At an Austrian boys' boarding school in the early 1900s, shy, intelligent Torless observes the sadistic behavior of his fellow students, doing nothing to help a victimized classmate--until the torture goes too far. Adapted from Robert Musil's acclaimed novel, Young Torless launched the New German Cinema movement and garnered the…
The Naked City
"There are eight million stories in the Naked City," as the narrator immortally states at the close of this breathtakingly vivid film--and this is one of them. Master noir craftsman Jules Dassin and newspaperman-cum-producer Mark Hellinger's dazzling police procedural, The Naked City, was shot entirely on location in New York.…
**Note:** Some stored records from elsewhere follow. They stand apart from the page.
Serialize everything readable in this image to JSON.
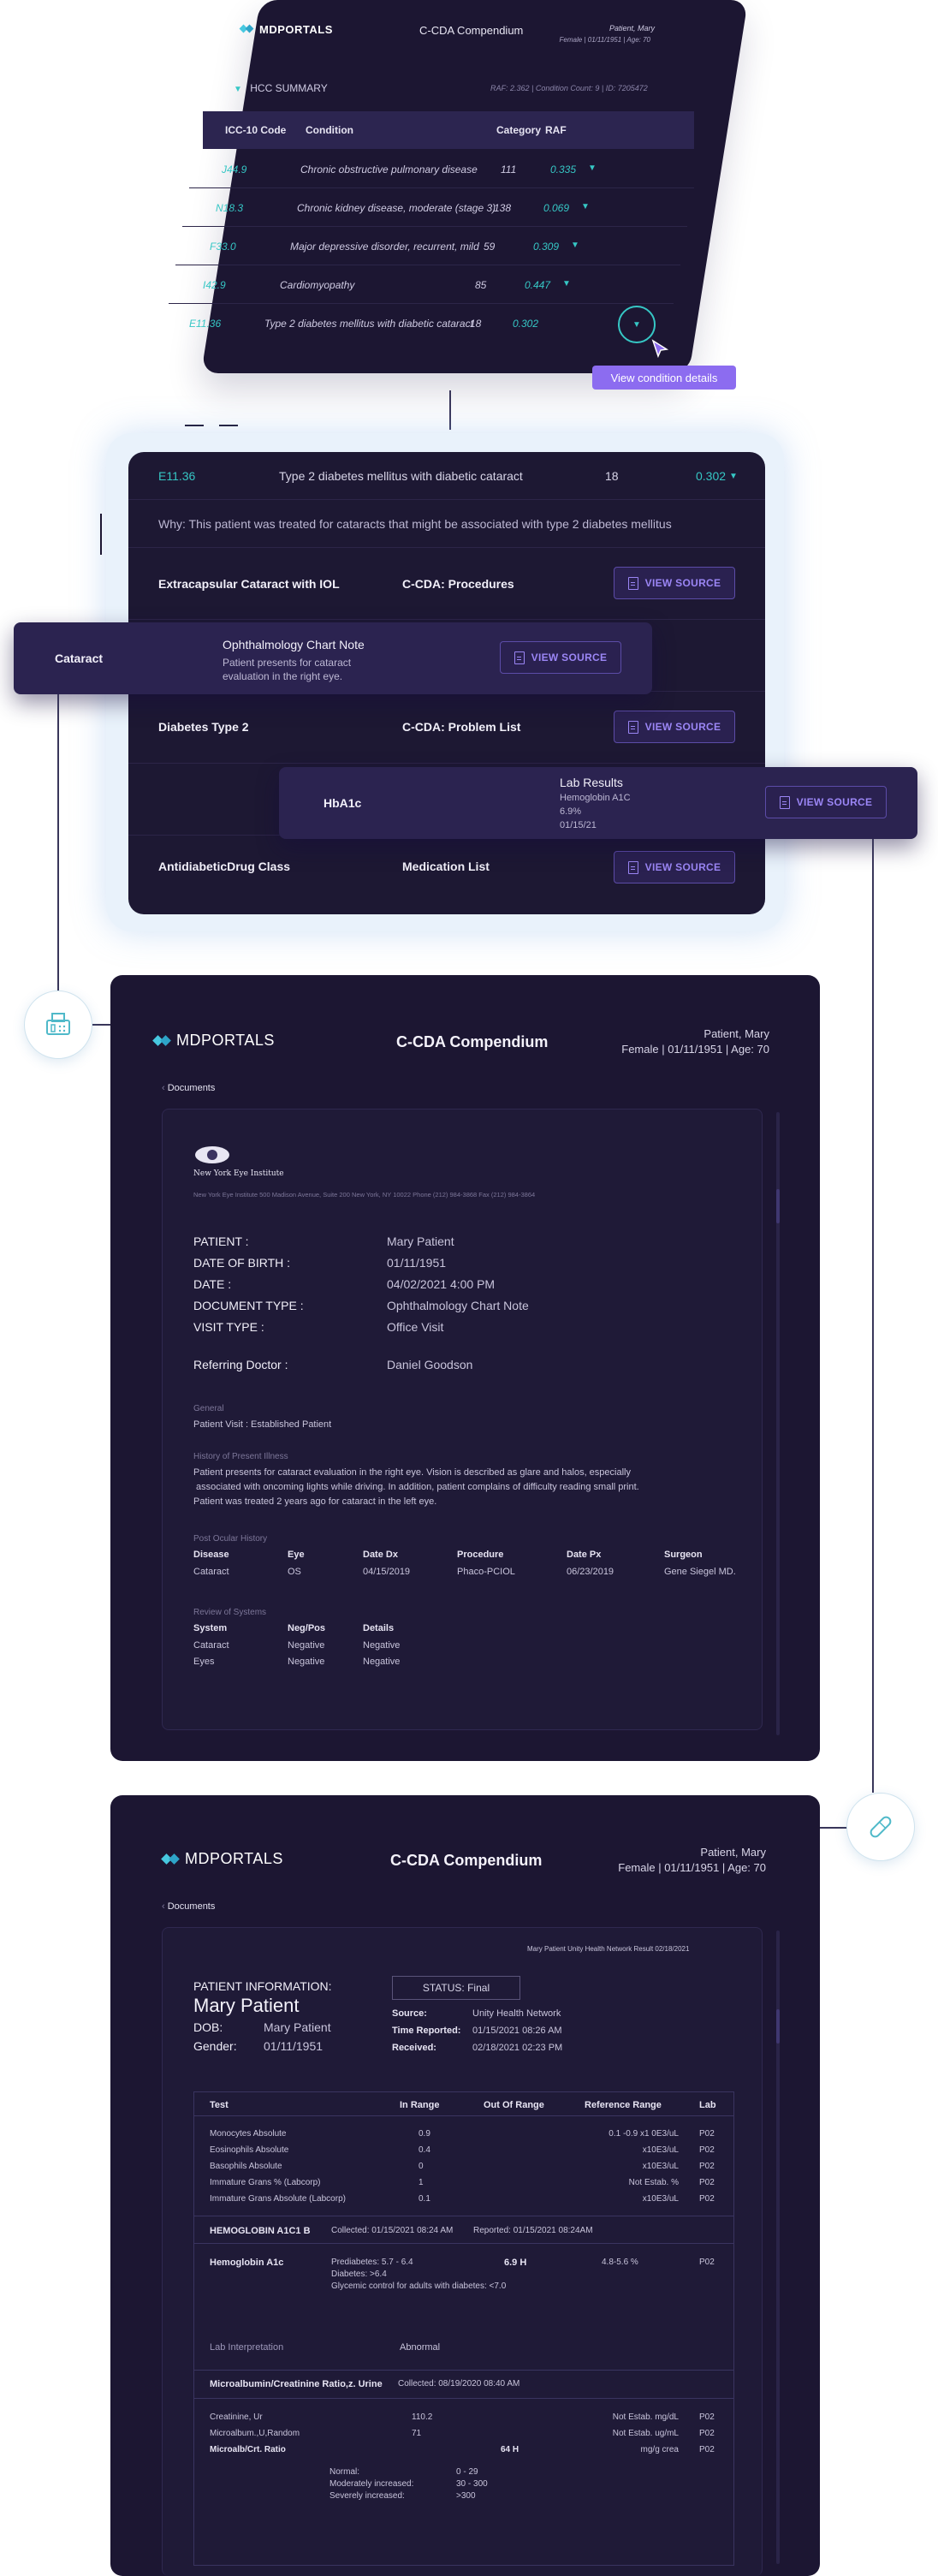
{
  "top": {
    "brand": "MDPORTALS",
    "title": "C-CDA Compendium",
    "patient_name": "Patient, Mary",
    "patient_meta": "Female | 01/11/1951 | Age: 70",
    "section": "HCC SUMMARY",
    "summary_meta": "RAF: 2.362 | Condition Count: 9 | ID: 7205472",
    "headers": {
      "code": "ICC-10 Code",
      "condition": "Condition",
      "category": "Category",
      "raf": "RAF"
    },
    "rows": [
      {
        "code": "J44.9",
        "condition": "Chronic obstructive pulmonary disease",
        "category": "111",
        "raf": "0.335"
      },
      {
        "code": "N18.3",
        "condition": "Chronic kidney disease, moderate (stage 3)",
        "category": "138",
        "raf": "0.069"
      },
      {
        "code": "F33.0",
        "condition": "Major depressive disorder, recurrent, mild",
        "category": "59",
        "raf": "0.309"
      },
      {
        "code": "I42.9",
        "condition": "Cardiomyopathy",
        "category": "85",
        "raf": "0.447"
      },
      {
        "code": "E11.36",
        "condition": "Type 2 diabetes mellitus with diabetic cataract",
        "category": "18",
        "raf": "0.302"
      }
    ],
    "tooltip": "View condition details"
  },
  "detail": {
    "row": {
      "code": "E11.36",
      "condition": "Type 2 diabetes mellitus with diabetic cataract",
      "category": "18",
      "raf": "0.302"
    },
    "why": "Why: This patient was treated for cataracts that might be associated with type 2 diabetes mellitus",
    "view_source": "VIEW SOURCE",
    "items": [
      {
        "name": "Extracapsular Cataract with IOL",
        "source": "C-CDA: Procedures"
      },
      {
        "name": "Diabetes Type 2",
        "source": "C-CDA: Problem List"
      },
      {
        "name": "AntidiabeticDrug Class",
        "source": "Medication List"
      }
    ],
    "pop1": {
      "name": "Cataract",
      "title": "Ophthalmology Chart Note",
      "text1": "Patient presents for cataract",
      "text2": "evaluation in the right eye."
    },
    "pop2": {
      "name": "HbA1c",
      "title": "Lab Results",
      "l1": "Hemoglobin A1C",
      "l2": "6.9%",
      "l3": "01/15/21"
    }
  },
  "doc1": {
    "brand": "MDPORTALS",
    "title": "C-CDA Compendium",
    "patient_name": "Patient, Mary",
    "patient_meta": "Female | 01/11/1951 | Age: 70",
    "back": "Documents",
    "institute": "New York Eye Institute",
    "address": "New York Eye Institute  500 Madison Avenue, Suite 200 New York, NY 10022  Phone (212) 984-3868  Fax (212) 984-3864",
    "fields": [
      {
        "label": "PATIENT :",
        "value": "Mary Patient"
      },
      {
        "label": "DATE OF BIRTH :",
        "value": "01/11/1951"
      },
      {
        "label": "DATE :",
        "value": "04/02/2021 4:00 PM"
      },
      {
        "label": "DOCUMENT TYPE :",
        "value": "Ophthalmology Chart Note"
      },
      {
        "label": "VISIT TYPE :",
        "value": "Office Visit"
      }
    ],
    "referring_label": "Referring Doctor :",
    "referring_value": "Daniel Goodson",
    "general_head": "General",
    "general_text": "Patient Visit : Established Patient",
    "hpi_head": "History of Present Illness",
    "hpi_l1": "Patient presents for cataract evaluation in the right eye. Vision is described as glare and halos, especially",
    "hpi_l2": " associated with oncoming lights while driving. In addition, patient complains of difficulty reading small print.",
    "hpi_l3": "Patient was treated 2 years ago for cataract in the left eye.",
    "pod_head": "Post Ocular History",
    "pod_cols": [
      "Disease",
      "Eye",
      "Date Dx",
      "Procedure",
      "Date Px",
      "Surgeon"
    ],
    "pod_row": [
      "Cataract",
      "OS",
      "04/15/2019",
      "Phaco-PCIOL",
      "06/23/2019",
      "Gene Siegel MD."
    ],
    "ros_head": "Review of Systems",
    "ros_cols": [
      "System",
      "Neg/Pos",
      "Details"
    ],
    "ros_rows": [
      [
        "Cataract",
        "Negative",
        "Negative"
      ],
      [
        "Eyes",
        "Negative",
        "Negative"
      ]
    ]
  },
  "doc2": {
    "brand": "MDPORTALS",
    "title": "C-CDA Compendium",
    "patient_name": "Patient, Mary",
    "patient_meta": "Female | 01/11/1951 | Age: 70",
    "back": "Documents",
    "result_line": "Mary Patient Unity Health Network Result 02/18/2021",
    "pi_label": "PATIENT INFORMATION:",
    "name": "Mary Patient",
    "dob_label": "DOB:",
    "dob_value": "Mary Patient",
    "gender_label": "Gender:",
    "gender_value": "01/11/1951",
    "status": "STATUS: Final",
    "source_label": "Source:",
    "source_value": "Unity Health Network",
    "time_label": "Time Reported:",
    "time_value": "01/15/2021 08:26 AM",
    "received_label": "Received:",
    "received_value": "02/18/2021 02:23 PM",
    "cols": [
      "Test",
      "In Range",
      "Out Of Range",
      "Reference Range",
      "Lab"
    ],
    "rows": [
      [
        "Monocytes Absolute",
        "0.9",
        "",
        "0.1 -0.9 x1 0E3/uL",
        "P02"
      ],
      [
        "Eosinophils Absolute",
        "0.4",
        "",
        "x10E3/uL",
        "P02"
      ],
      [
        "Basophils Absolute",
        "0",
        "",
        "x10E3/uL",
        "P02"
      ],
      [
        "Immature Grans % (Labcorp)",
        "1",
        "",
        "Not Estab. %",
        "P02"
      ],
      [
        "Immature Grans Absolute (Labcorp)",
        "0.1",
        "",
        "x10E3/uL",
        "P02"
      ]
    ],
    "hba1c_head": "HEMOGLOBIN A1C1 B",
    "hba1c_collected": "Collected: 01/15/2021 08:24 AM",
    "hba1c_reported": "Reported: 01/15/2021 08:24AM",
    "hba1c_test": "Hemoglobin A1c",
    "hba1c_note1": "Prediabetes: 5.7 - 6.4",
    "hba1c_note2": "Diabetes: >6.4",
    "hba1c_note3": "Glycemic control for adults with diabetes: <7.0",
    "hba1c_value": "6.9 H",
    "hba1c_range": "4.8-5.6 %",
    "hba1c_lab": "P02",
    "interp_label": "Lab Interpretation",
    "interp_value": "Abnormal",
    "micro_head": "Microalbumin/Creatinine Ratio,z. Urine",
    "micro_collected": "Collected: 08/19/2020 08:40 AM",
    "micro_rows": [
      [
        "Creatinine, Ur",
        "110.2",
        "",
        "Not Estab. mg/dL",
        "P02"
      ],
      [
        "Microalbum.,U,Random",
        "71",
        "",
        "Not Estab. ug/mL",
        "P02"
      ],
      [
        "Microalb/Crt. Ratio",
        "",
        "64 H",
        "mg/g crea",
        "P02"
      ]
    ],
    "norm": [
      [
        "Normal:",
        "0 - 29"
      ],
      [
        "Moderately increased:",
        "30 - 300"
      ],
      [
        "Severely increased:",
        ">300"
      ]
    ]
  }
}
Lacombe, Lucien
One of the first French films to address the issue of collaboration during the German occupation, Louis Malle's brave and controversial Lacombe, Lucientraces a young peasant's journey from potential Resistance member to Gestapo recruit. At once the story of a nation and one troubled boy, the film is a disquieting…
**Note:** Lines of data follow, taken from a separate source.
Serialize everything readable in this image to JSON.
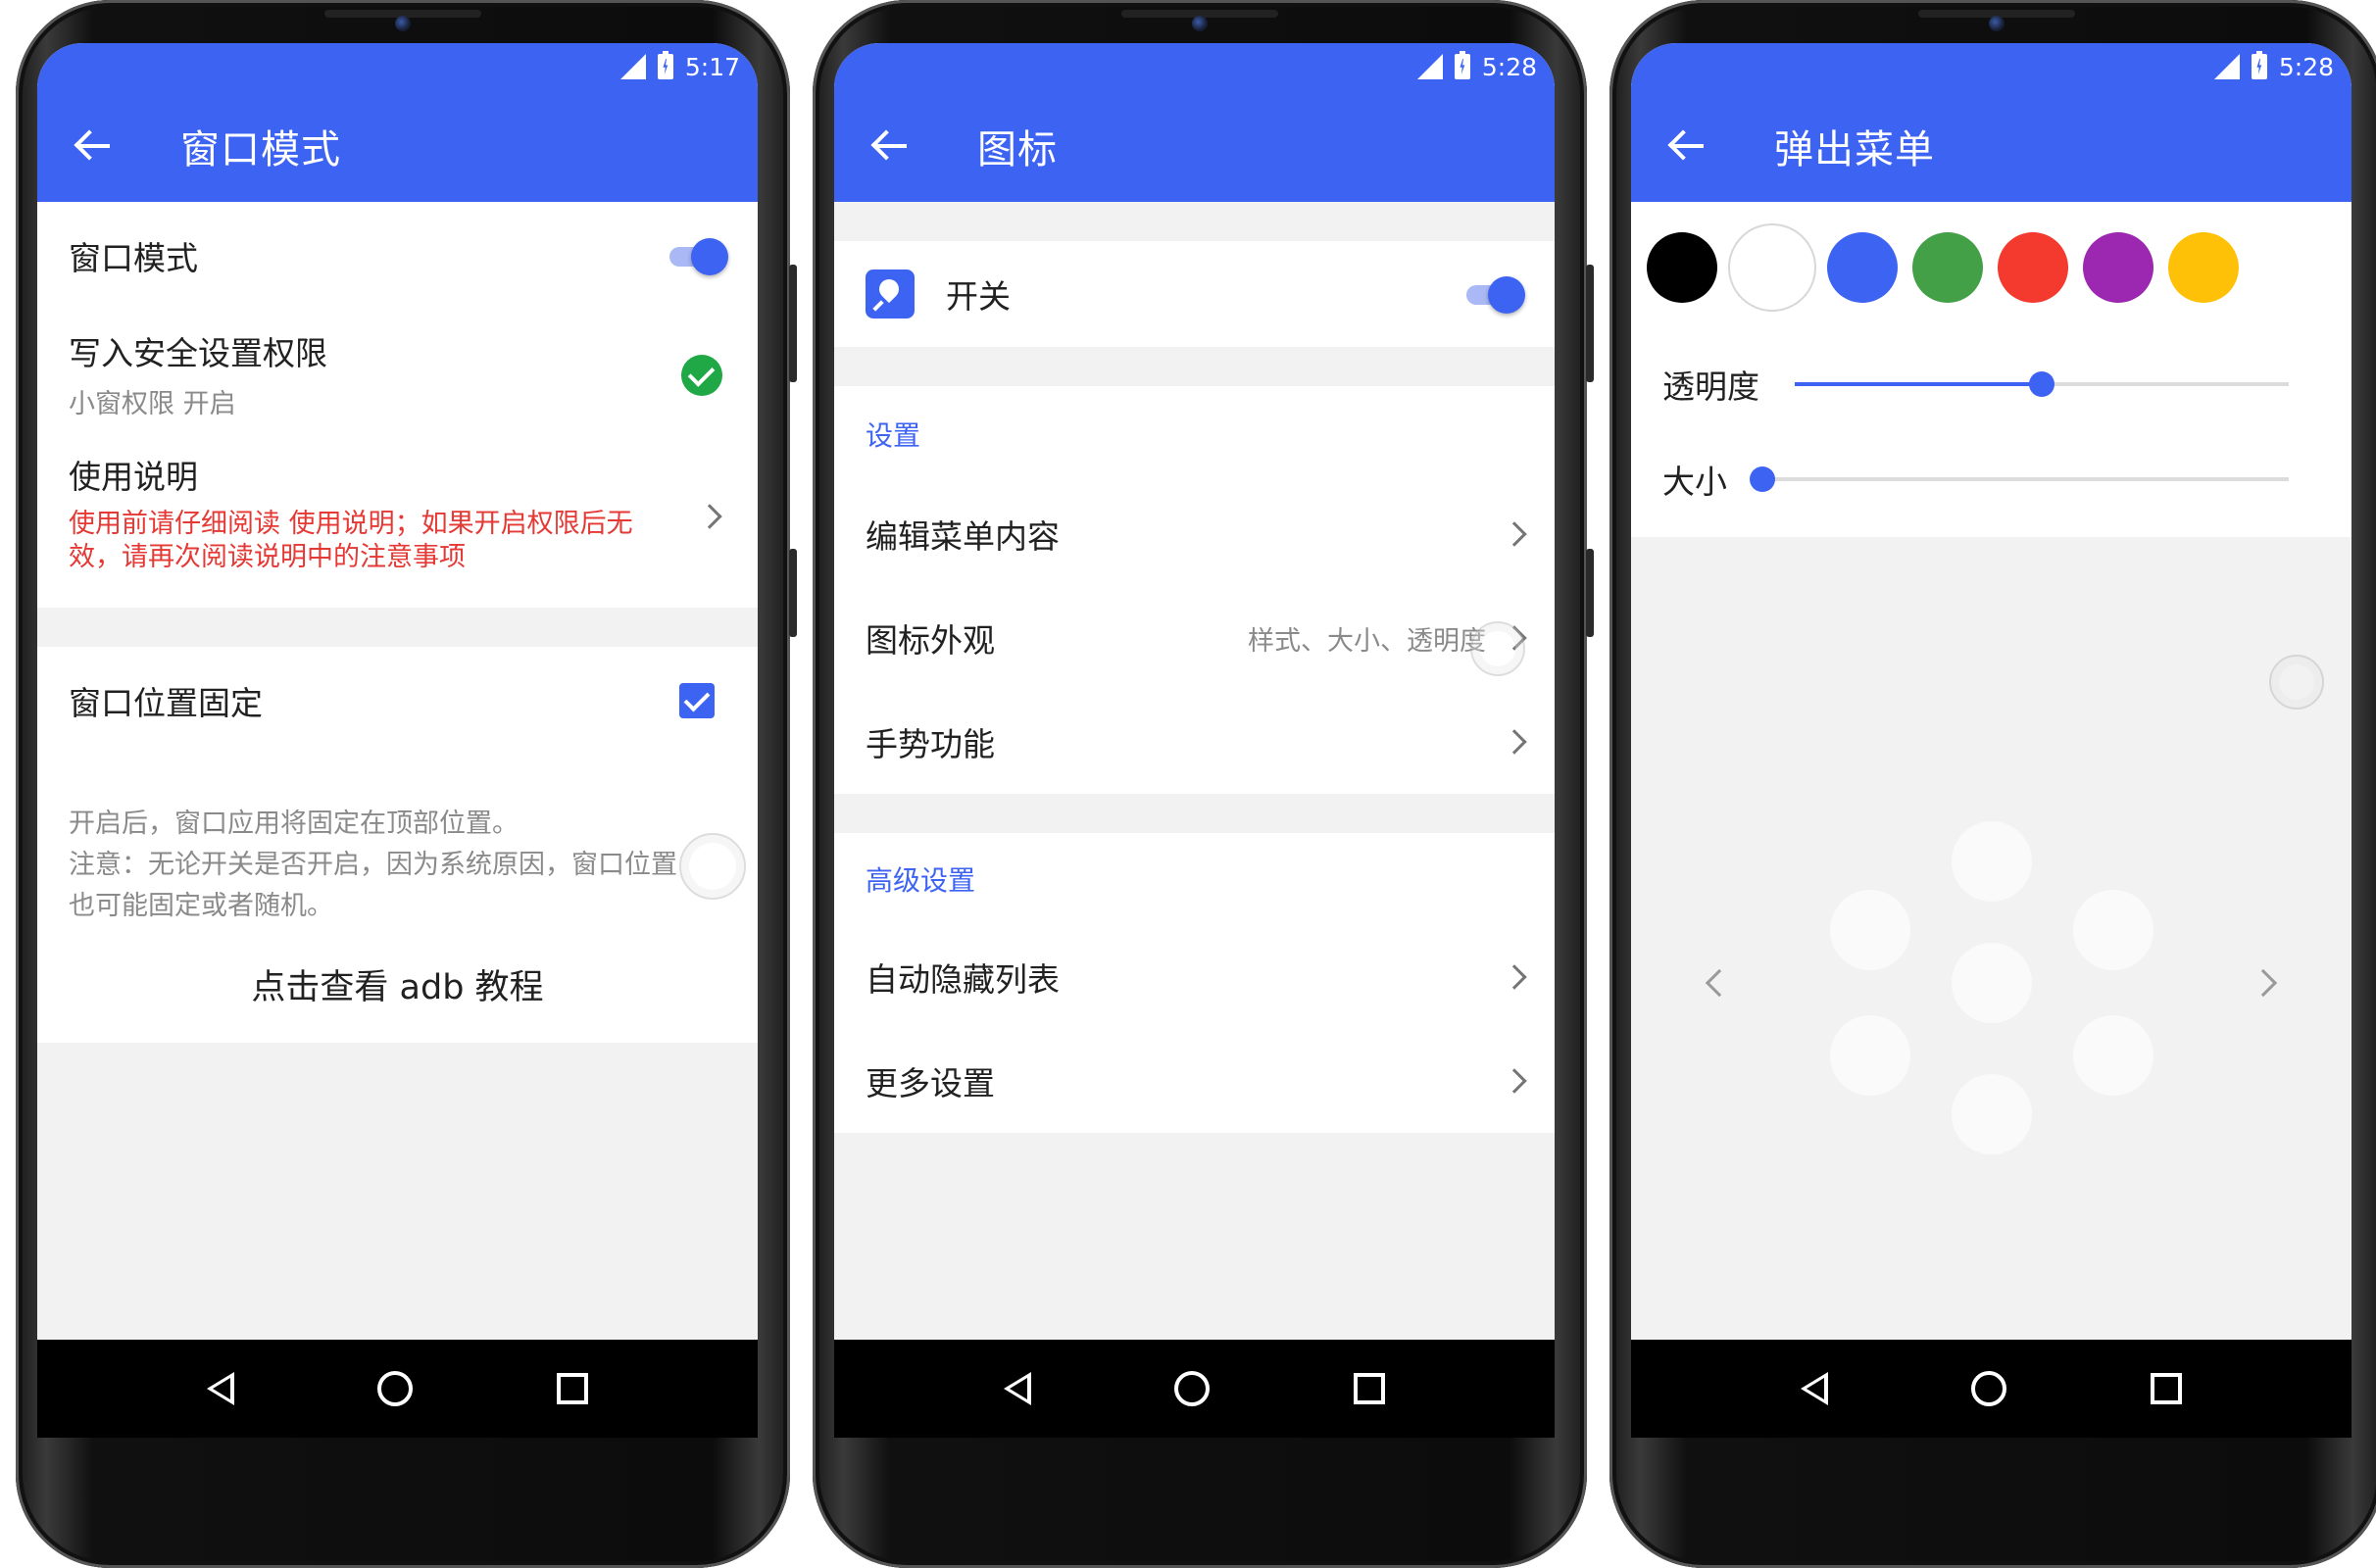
{
  "screens": [
    {
      "status_time": "5:17",
      "title": "窗口模式",
      "rows": [
        {
          "title": "窗口模式",
          "toggle": true
        },
        {
          "title": "写入安全设置权限",
          "subtitle": "小窗权限 开启",
          "check": true
        },
        {
          "title": "使用说明",
          "warning": "使用前请仔细阅读 使用说明；如果开启权限后无效，请再次阅读说明中的注意事项"
        }
      ],
      "fixed_row": {
        "title": "窗口位置固定",
        "checked": true
      },
      "note_lines": [
        "开启后，窗口应用将固定在顶部位置。",
        "注意：无论开关是否开启，因为系统原因，窗口位置",
        "也可能固定或者随机。"
      ],
      "link": "点击查看 adb 教程"
    },
    {
      "status_time": "5:28",
      "title": "图标",
      "switch_row": {
        "title": "开关",
        "icon": "pin-icon",
        "toggle": true
      },
      "section1": {
        "label": "设置",
        "items": [
          {
            "title": "编辑菜单内容"
          },
          {
            "title": "图标外观",
            "hint": "样式、大小、透明度"
          },
          {
            "title": "手势功能"
          }
        ]
      },
      "section2": {
        "label": "高级设置",
        "items": [
          {
            "title": "自动隐藏列表"
          },
          {
            "title": "更多设置"
          }
        ]
      }
    },
    {
      "status_time": "5:28",
      "title": "弹出菜单",
      "colors": [
        "#000000",
        "#ffffff",
        "#3d63f3",
        "#43a047",
        "#f4392f",
        "#9c27b0",
        "#ffc107"
      ],
      "selected_color": "#ffffff",
      "sliders": [
        {
          "label": "透明度",
          "value": 0.5
        },
        {
          "label": "大小",
          "value": 0.0
        }
      ]
    }
  ],
  "theme": {
    "primary": "#3d63f3",
    "warning": "#e53935",
    "success": "#1fa845"
  }
}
Jour de Fete
In his enchanting debut feature, Jacques Tati stars as a fussbudget of a postman who is thrown for a loop when a traveling fair comes to his village. Even in this early work, Tati was brilliantly toying with the devices (silent visual gags, minimal yet deftly deployed sound effects) and…
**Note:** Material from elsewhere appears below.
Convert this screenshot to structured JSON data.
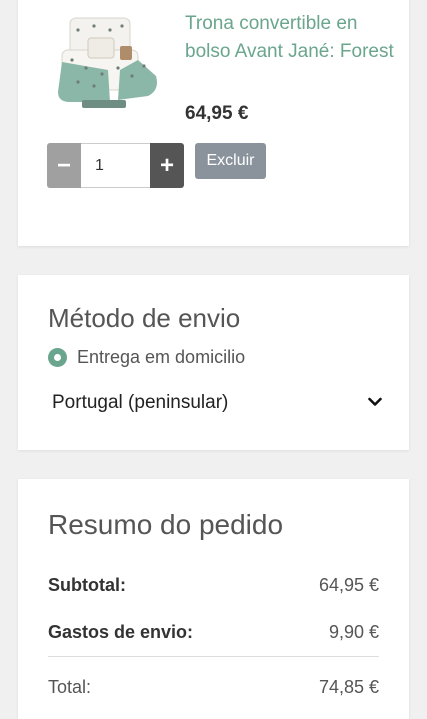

The Killing of a Chinese Bookie
John Cassavetes engages with film noir in his own inimitable style with The Killing of a Chinese Bookie. Ben Gazzara brilliantly portrays a gentleman's club owner, Cosmo Vitelli, desperately committed to maintaining a facade of suave gentility despite the seediness of his environment and his own unhealthy appetites. When he…
The Tin Drum
Oskar is born in Germany in 1924 with an advanced intellect. Repulsed by the hypocrisy of adults and the irresponsibility of society, he refuses to grow older after his third birthday. While the chaotic world around him careers toward the madness and folly of World War II, Oskar pounds incessantly…
I Shot Jesse James
After years of crime reporting, screenwriting, and authoring pulp novels, Samuel Fuller made his directorial debut with the lonesome ballad of Robert Ford (played by Red River's John Ireland), who fatally betrayed his friend, the notorious Jesse James. At once modest and intense, I Shot Jesse James is an engrossing…
The Bridge
Bernhard Wicki's astonishing The Bridge was the first major antiwar film to come out of Germany after World War II, as well as the nation's first postwar film to be widely shown internationally, even securing an Oscar nomination. Set near the end of the conflict, it follows a group of…
Floating Weeds
In 1959, Yasujiro Ozu remade his 1934 silent classic A Story of Floating Weeds in color with the celebrated cinematographer Kazuo Miyagawa (Rashomon, Ugetsu). Setting this later version in a seaside location, Ozu otherwise preserves the details of his elegantly simple plot wherein an aging actor returns to a small…
Summer Interlude
Touching on many of the themes that would define the rest of his legendary career--isolation, performance, the inescapability of the past--Ingmar Bergman's tenth film was a gentle drift toward true mastery. In one of the director's great early female roles, Maj-Britt Nilsson beguiles as an accomplished ballet dancer haunted by…
Sawdust and Tinsel
Ingmar Bergman presents the battle of the sexes as a ramshackle, grotesque carnival in Sawdust and Tinsel, one of the late master's most vivid early works. The story of the charged relationship between a turn-of-the-century traveling circus owner (Ake Gronberg) and his performer girlfriend (Harriet Andersson), the film features dreamlike…